A detailed oriented and appropriately gorgeous sit-down with controversial Scottish painter Peter Howson, director Charlie Paul’s Prophecy offers insight into the process and mind of an artist known for his shocking images of death, destruction, and cultural depravity.
Self-identifying as a “reformed hedonist,” Howson had a near death experience that didn’t show him the pearly gates of heaven, but rather the entryway to hell. Those visions would define the highly sought after paintings he would eventually create. Influenced by classic mythology, Christianity, and the graphic novels of his youth, haunted by reminders of his own mortality and time that he spent in Bosnia documenting their bloody civil war, and impacted by his diagnosis with Asperger syndrome, his developmentally disabled daughter, and his frequent nightmares, the notoriously private and publicity averse Howson often creates intricately detailed and frequently grotesque painting that depict what he believes to be an impending global apocalypse in the near future.

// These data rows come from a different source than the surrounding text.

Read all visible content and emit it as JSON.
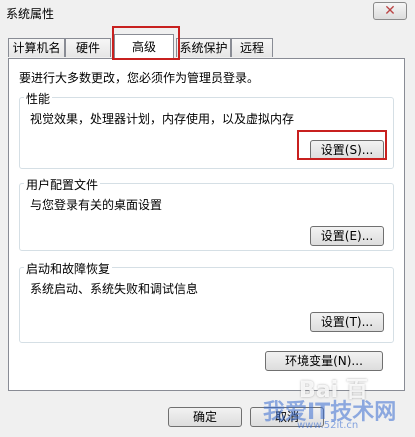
{
  "window": {
    "title": "系统属性",
    "close_glyph": "✕",
    "close_icon": "close-icon"
  },
  "tabs": [
    {
      "label": "计算机名"
    },
    {
      "label": "硬件"
    },
    {
      "label": "高级",
      "active": true
    },
    {
      "label": "系统保护"
    },
    {
      "label": "远程"
    }
  ],
  "main": {
    "admin_note": "要进行大多数更改，您必须作为管理员登录。",
    "performance": {
      "legend": "性能",
      "desc": "视觉效果，处理器计划，内存使用，以及虚拟内存",
      "button": "设置(S)..."
    },
    "user_profiles": {
      "legend": "用户配置文件",
      "desc": "与您登录有关的桌面设置",
      "button": "设置(E)..."
    },
    "startup_recovery": {
      "legend": "启动和故障恢复",
      "desc": "系统启动、系统失败和调试信息",
      "button": "设置(T)..."
    },
    "env_vars_button": "环境变量(N)..."
  },
  "footer": {
    "ok": "确定",
    "cancel": "取消"
  },
  "watermark": {
    "baidu": "Bai 百",
    "site": "我爱IT技术网",
    "url": "www.52it.cn"
  },
  "highlight_color": "#c8201f"
}
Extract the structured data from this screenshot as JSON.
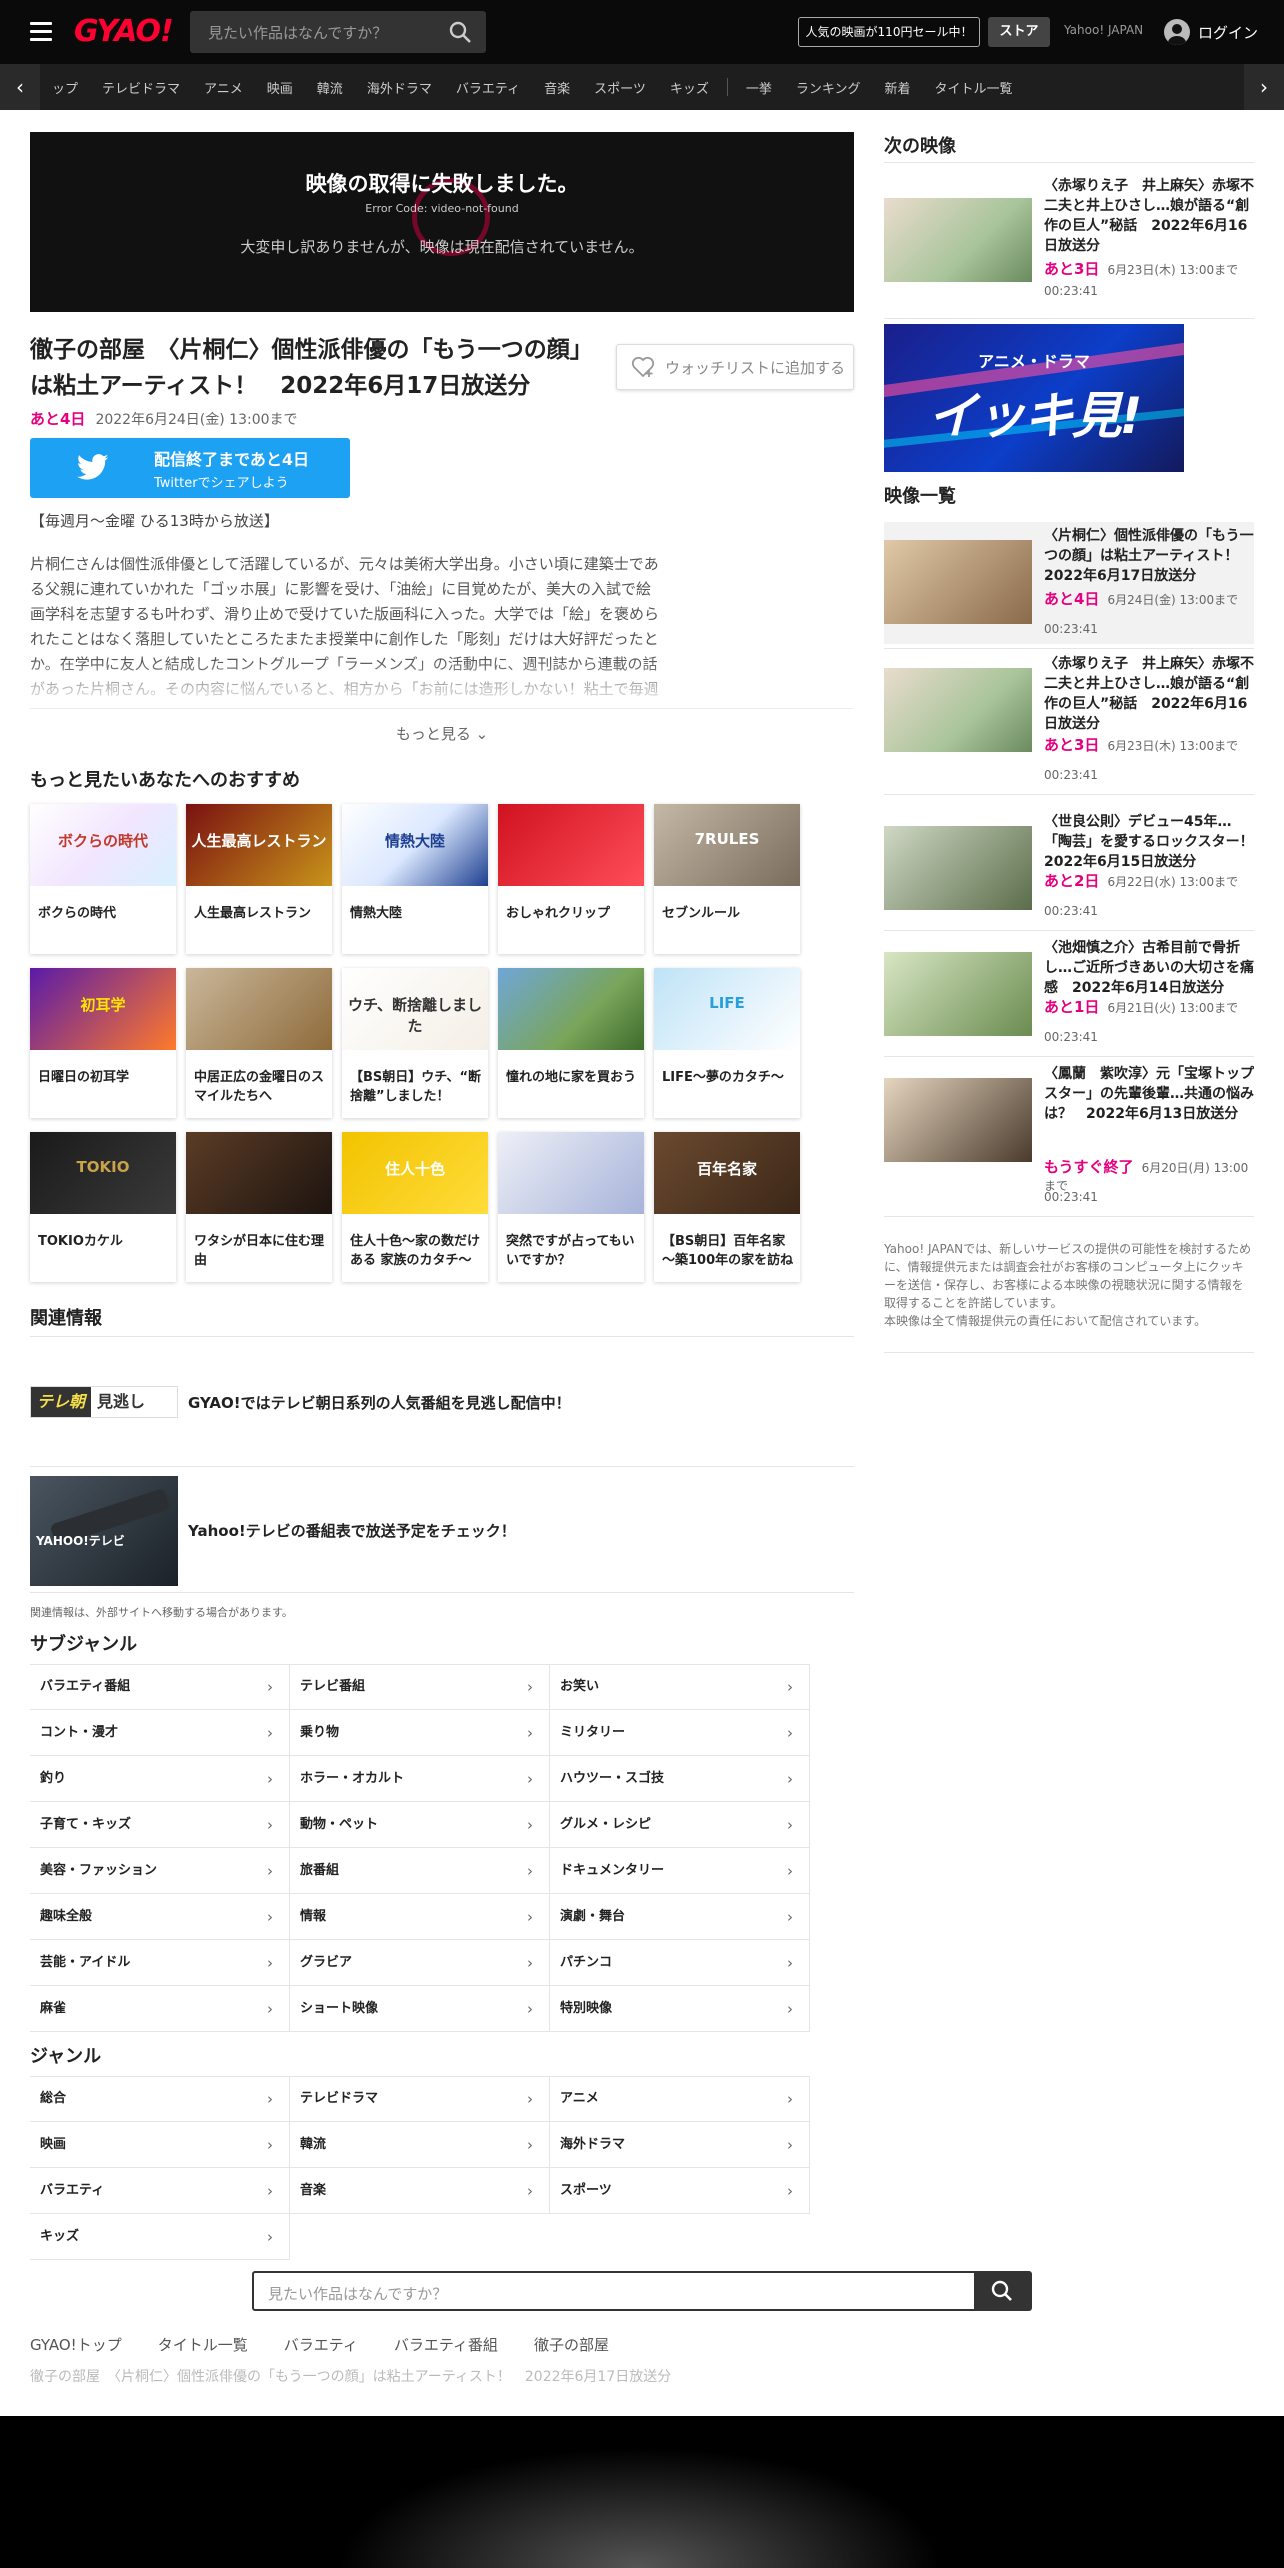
{
  "header": {
    "logo": "GYAO!",
    "search_placeholder": "見たい作品はなんですか？",
    "sale_banner": "人気の映画が110円セール中！",
    "store": "ストア",
    "yahoo_japan": "Yahoo! JAPAN",
    "login": "ログイン"
  },
  "nav": {
    "items": [
      "ップ",
      "テレビドラマ",
      "アニメ",
      "映画",
      "韓流",
      "海外ドラマ",
      "バラエティ",
      "音楽",
      "スポーツ",
      "キッズ"
    ],
    "items2": [
      "一挙",
      "ランキング",
      "新着",
      "タイトル一覧"
    ]
  },
  "player": {
    "error_title": "映像の取得に失敗しました。",
    "error_code": "Error Code: video-not-found",
    "error_message": "大変申し訳ありませんが、映像は現在配信されていません。"
  },
  "video": {
    "title": "徹子の部屋　〈片桐仁〉個性派俳優の「もう一つの顔」は粘土アーティスト！　2022年6月17日放送分",
    "watchlist": "ウォッチリストに追加する",
    "remaining": "あと4日",
    "until": "2022年6月24日(金) 13:00まで",
    "twitter_line1": "配信終了まであと4日",
    "twitter_line2": "Twitterでシェアしよう",
    "schedule": "【毎週月～金曜 ひる13時から放送】",
    "description": "片桐仁さんは個性派俳優として活躍しているが、元々は美術大学出身。小さい頃に建築士である父親に連れていかれた「ゴッホ展」に影響を受け、「油絵」に目覚めたが、美大の入試で絵画学科を志望するも叶わず、滑り止めで受けていた版画科に入った。大学では「絵」を褒められたことはなく落胆していたところたまたま授業中に創作した「彫刻」だけは大好評だったとか。在学中に友人と結成したコントグループ「ラーメンズ」の活動中に、週刊誌から連載の話があった片桐さん。その内容に悩んでいると、相方から「お前には造形しかない！粘土で毎週作品を創れ」と背中を押され、結果20年以上に及ぶ「粘土アート」作りが始まったそう。そして",
    "more": "もっと見る"
  },
  "recommend": {
    "heading": "もっと見たいあなたへのおすすめ",
    "items": [
      {
        "title": "ボクらの時代"
      },
      {
        "title": "人生最高レストラン"
      },
      {
        "title": "情熱大陸"
      },
      {
        "title": "おしゃれクリップ"
      },
      {
        "title": "セブンルール"
      },
      {
        "title": "日曜日の初耳学"
      },
      {
        "title": "中居正広の金曜日のスマイルたちへ"
      },
      {
        "title": "【BS朝日】ウチ、“断捨離”しました！"
      },
      {
        "title": "憧れの地に家を買おう"
      },
      {
        "title": "LIFE～夢のカタチ～"
      },
      {
        "title": "TOKIOカケル"
      },
      {
        "title": "ワタシが日本に住む理由"
      },
      {
        "title": "住人十色～家の数だけある 家族のカタチ～"
      },
      {
        "title": "突然ですが占ってもいいですか？"
      },
      {
        "title": "【BS朝日】百年名家～築100年の家を訪ね"
      }
    ],
    "thumb_texts": [
      "ボクらの時代",
      "人生最高レストラン",
      "情熱大陸",
      "",
      "7RULES",
      "初耳学",
      "",
      "ウチ、断捨離しました",
      "",
      "LIFE",
      "TOKIO",
      "",
      "住人十色",
      "",
      "百年名家"
    ]
  },
  "related": {
    "heading": "関連情報",
    "item1": "GYAO!ではテレビ朝日系列の人気番組を見逃し配信中！",
    "item1_logo_a": "テレ朝",
    "item1_logo_b": "見逃し",
    "item2": "Yahoo!テレビの番組表で放送予定をチェック！",
    "item2_logo": "YAHOO!テレビ",
    "note": "関連情報は、外部サイトへ移動する場合があります。"
  },
  "subgenre": {
    "heading": "サブジャンル",
    "items": [
      "バラエティ番組",
      "テレビ番組",
      "お笑い",
      "コント・漫才",
      "乗り物",
      "ミリタリー",
      "釣り",
      "ホラー・オカルト",
      "ハウツー・スゴ技",
      "子育て・キッズ",
      "動物・ペット",
      "グルメ・レシピ",
      "美容・ファッション",
      "旅番組",
      "ドキュメンタリー",
      "趣味全般",
      "情報",
      "演劇・舞台",
      "芸能・アイドル",
      "グラビア",
      "パチンコ",
      "麻雀",
      "ショート映像",
      "特別映像"
    ]
  },
  "genre": {
    "heading": "ジャンル",
    "items": [
      "総合",
      "テレビドラマ",
      "アニメ",
      "映画",
      "韓流",
      "海外ドラマ",
      "バラエティ",
      "音楽",
      "スポーツ",
      "キッズ"
    ]
  },
  "footer": {
    "search_placeholder": "見たい作品はなんですか？",
    "breadcrumb": [
      "GYAO!トップ",
      "タイトル一覧",
      "バラエティ",
      "バラエティ番組",
      "徹子の部屋"
    ],
    "current": "徹子の部屋　〈片桐仁〉個性派俳優の「もう一つの顔」は粘土アーティスト！　2022年6月17日放送分"
  },
  "sidebar": {
    "next_heading": "次の映像",
    "next": {
      "title": "〈赤塚りえ子　井上麻矢〉赤塚不二夫と井上ひさし…娘が語る“創作の巨人”秘話　2022年6月16日放送分",
      "remaining": "あと3日",
      "until": "6月23日(木) 13:00まで",
      "duration": "00:23:41"
    },
    "banner_line1": "アニメ・ドラマ",
    "banner_line2": "イッキ見!",
    "list_heading": "映像一覧",
    "list": [
      {
        "title": "〈片桐仁〉個性派俳優の「もう一つの顔」は粘土アーティスト！　2022年6月17日放送分",
        "remaining": "あと4日",
        "until": "6月24日(金) 13:00まで",
        "duration": "00:23:41"
      },
      {
        "title": "〈赤塚りえ子　井上麻矢〉赤塚不二夫と井上ひさし…娘が語る“創作の巨人”秘話　2022年6月16日放送分",
        "remaining": "あと3日",
        "until": "6月23日(木) 13:00まで",
        "duration": "00:23:41"
      },
      {
        "title": "〈世良公則〉デビュー45年…「陶芸」を愛するロックスター！　2022年6月15日放送分",
        "remaining": "あと2日",
        "until": "6月22日(水) 13:00まで",
        "duration": "00:23:41"
      },
      {
        "title": "〈池畑慎之介〉古希目前で骨折し…ご近所づきあいの大切さを痛感　2022年6月14日放送分",
        "remaining": "あと1日",
        "until": "6月21日(火) 13:00まで",
        "duration": "00:23:41"
      },
      {
        "title": "〈鳳蘭　紫吹淳〉元「宝塚トップスター」の先輩後輩…共通の悩みは？　2022年6月13日放送分",
        "remaining": "もうすぐ終了",
        "until": "6月20日(月) 13:00まで",
        "duration": "00:23:41"
      }
    ],
    "footnote": "Yahoo! JAPANでは、新しいサービスの提供の可能性を検討するために、情報提供元または調査会社がお客様のコンピュータ上にクッキーを送信・保存し、お客様による本映像の視聴状況に関する情報を取得することを許諾しています。",
    "footnote2": "本映像は全て情報提供元の責任において配信されています。"
  }
}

It’s understandably hard for Paul to get Howson to loosen up a bit (although the artist does gleefully and earnestly suggest that the pair take a Burger King break at one point), so Prophecy largely focuses on the little things to create its bigger picture. This clearly allows Howson to focus on his work without being overwhelmed by larger questions about it. Paul might be the director, but Prophecy is assuredly steered by its unique subject and the singular work he’s creating across the film’s running time. Howson isn’t nearly as intense a personality as the content of his paintings suggest, but Paul is able to show the viewer more or less where the darkness is coming from without being judgemental or obtrusive. While the art certainly won’t be to everyone’s taste, Prophecy is a fine look at one man’s unique and sometimes frightening thought process.